:: Data extract ::
+--

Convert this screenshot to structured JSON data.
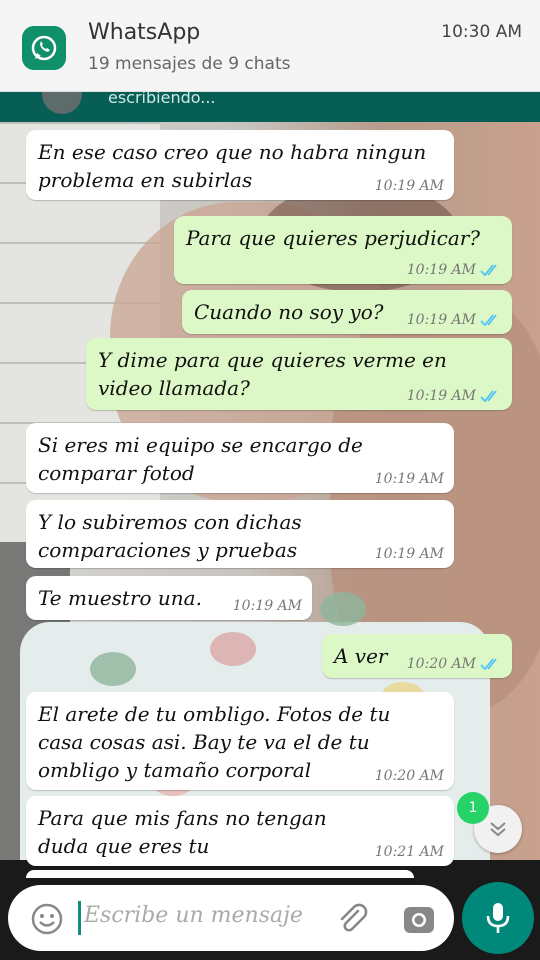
{
  "notification": {
    "app": "WhatsApp",
    "summary": "19 mensajes de 9 chats",
    "time": "10:30 AM"
  },
  "header": {
    "status": "escribiendo..."
  },
  "messages": [
    {
      "dir": "in",
      "text": "En ese caso creo que no habra ningun problema en subirlas",
      "time": "10:19 AM"
    },
    {
      "dir": "out",
      "text": "Para que quieres perjudicar?",
      "time": "10:19 AM",
      "read": true
    },
    {
      "dir": "out",
      "text": "Cuando no soy yo?",
      "time": "10:19 AM",
      "read": true
    },
    {
      "dir": "out",
      "text": "Y dime para que quieres verme en video llamada?",
      "time": "10:19 AM",
      "read": true
    },
    {
      "dir": "in",
      "text": "Si eres mi equipo se encargo de comparar fotod",
      "time": "10:19 AM"
    },
    {
      "dir": "in",
      "text": "Y lo subiremos con dichas comparaciones y pruebas",
      "time": "10:19 AM"
    },
    {
      "dir": "in",
      "text": "Te muestro una.",
      "time": "10:19 AM"
    },
    {
      "dir": "out",
      "text": "A ver",
      "time": "10:20 AM",
      "read": true
    },
    {
      "dir": "in",
      "text": "El arete de tu ombligo. Fotos de tu casa cosas asi. Bay te va el de tu ombligo y tamaño corporal",
      "time": "10:20 AM"
    },
    {
      "dir": "in",
      "text": "Para que mis fans no tengan duda que eres tu",
      "time": "10:21 AM"
    }
  ],
  "unread_count": "1",
  "composer": {
    "placeholder": "Escribe un mensaje"
  },
  "colors": {
    "accent": "#00897b",
    "outgoing": "#dcf8c6",
    "incoming": "#ffffff",
    "read_ticks": "#4fc3f7"
  },
  "icons": [
    "whatsapp-icon",
    "emoji-icon",
    "attach-icon",
    "camera-icon",
    "mic-icon",
    "double-check-icon",
    "chevron-down-icon"
  ]
}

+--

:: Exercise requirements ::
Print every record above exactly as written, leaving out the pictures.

:: Answer space ::
Convert this screenshot to structured JSON data.
{
  "notification": {
    "app": "WhatsApp",
    "summary": "19 mensajes de 9 chats",
    "time": "10:30 AM"
  },
  "header": {
    "status": "escribiendo..."
  },
  "messages": [
    {
      "dir": "in",
      "text": "En ese caso creo que no habra ningun problema en subirlas",
      "time": "10:19 AM"
    },
    {
      "dir": "out",
      "text": "Para que quieres perjudicar?",
      "time": "10:19 AM",
      "read": true
    },
    {
      "dir": "out",
      "text": "Cuando no soy yo?",
      "time": "10:19 AM",
      "read": true
    },
    {
      "dir": "out",
      "text": "Y dime para que quieres verme en video llamada?",
      "time": "10:19 AM",
      "read": true
    },
    {
      "dir": "in",
      "text": "Si eres mi equipo se encargo de comparar fotod",
      "time": "10:19 AM"
    },
    {
      "dir": "in",
      "text": "Y lo subiremos con dichas comparaciones y pruebas",
      "time": "10:19 AM"
    },
    {
      "dir": "in",
      "text": "Te muestro una.",
      "time": "10:19 AM"
    },
    {
      "dir": "out",
      "text": "A ver",
      "time": "10:20 AM",
      "read": true
    },
    {
      "dir": "in",
      "text": "El arete de tu ombligo. Fotos de tu casa cosas asi. Bay te va el de tu ombligo y tamaño corporal",
      "time": "10:20 AM"
    },
    {
      "dir": "in",
      "text": "Para que mis fans no tengan duda que eres tu",
      "time": "10:21 AM"
    }
  ],
  "unread_count": "1",
  "composer": {
    "placeholder": "Escribe un mensaje"
  },
  "colors": {
    "accent": "#00897b",
    "outgoing": "#dcf8c6",
    "incoming": "#ffffff",
    "read_ticks": "#4fc3f7"
  },
  "icons": [
    "whatsapp-icon",
    "emoji-icon",
    "attach-icon",
    "camera-icon",
    "mic-icon",
    "double-check-icon",
    "chevron-down-icon"
  ]
}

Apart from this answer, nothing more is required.